**Assignment:**
Each line of the material that mentions the word "script" is to be copied.

(Extracted records begins)

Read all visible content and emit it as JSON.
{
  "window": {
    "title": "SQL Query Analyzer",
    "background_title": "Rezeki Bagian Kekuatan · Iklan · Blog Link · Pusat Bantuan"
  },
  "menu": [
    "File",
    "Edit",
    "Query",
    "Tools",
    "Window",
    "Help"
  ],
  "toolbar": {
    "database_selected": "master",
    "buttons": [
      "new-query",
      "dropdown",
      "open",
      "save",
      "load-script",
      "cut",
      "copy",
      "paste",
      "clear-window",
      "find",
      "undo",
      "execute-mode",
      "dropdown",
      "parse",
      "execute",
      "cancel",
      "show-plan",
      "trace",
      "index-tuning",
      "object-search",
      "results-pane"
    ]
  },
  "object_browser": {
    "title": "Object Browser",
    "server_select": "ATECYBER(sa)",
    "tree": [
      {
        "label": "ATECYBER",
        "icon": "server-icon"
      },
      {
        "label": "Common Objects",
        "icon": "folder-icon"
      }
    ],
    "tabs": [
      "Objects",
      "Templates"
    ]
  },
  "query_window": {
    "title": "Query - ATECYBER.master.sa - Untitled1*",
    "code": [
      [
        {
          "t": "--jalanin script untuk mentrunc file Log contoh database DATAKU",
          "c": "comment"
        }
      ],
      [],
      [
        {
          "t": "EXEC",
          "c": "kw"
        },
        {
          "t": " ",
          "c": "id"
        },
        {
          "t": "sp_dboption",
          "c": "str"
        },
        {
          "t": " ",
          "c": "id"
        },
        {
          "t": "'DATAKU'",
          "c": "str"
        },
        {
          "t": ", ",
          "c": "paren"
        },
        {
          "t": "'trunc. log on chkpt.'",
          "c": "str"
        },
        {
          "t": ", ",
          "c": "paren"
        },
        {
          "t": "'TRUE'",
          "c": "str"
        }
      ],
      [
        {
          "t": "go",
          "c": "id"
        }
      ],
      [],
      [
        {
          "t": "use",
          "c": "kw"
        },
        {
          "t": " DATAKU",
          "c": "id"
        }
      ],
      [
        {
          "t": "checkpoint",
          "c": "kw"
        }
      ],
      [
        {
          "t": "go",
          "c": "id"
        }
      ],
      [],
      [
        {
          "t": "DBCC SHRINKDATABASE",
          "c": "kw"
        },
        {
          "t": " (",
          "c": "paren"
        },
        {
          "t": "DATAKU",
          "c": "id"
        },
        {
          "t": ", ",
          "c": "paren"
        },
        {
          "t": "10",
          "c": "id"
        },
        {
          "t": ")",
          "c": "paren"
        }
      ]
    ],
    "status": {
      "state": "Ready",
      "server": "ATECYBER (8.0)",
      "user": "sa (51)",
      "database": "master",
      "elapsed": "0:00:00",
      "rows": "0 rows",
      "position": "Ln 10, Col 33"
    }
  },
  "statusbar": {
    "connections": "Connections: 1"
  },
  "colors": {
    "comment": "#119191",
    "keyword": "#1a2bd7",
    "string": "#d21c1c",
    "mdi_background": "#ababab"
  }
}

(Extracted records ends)

**Answer section:**
      "load-script",
          "t": "--jalanin script untuk mentrunc file Log contoh database DATAKU",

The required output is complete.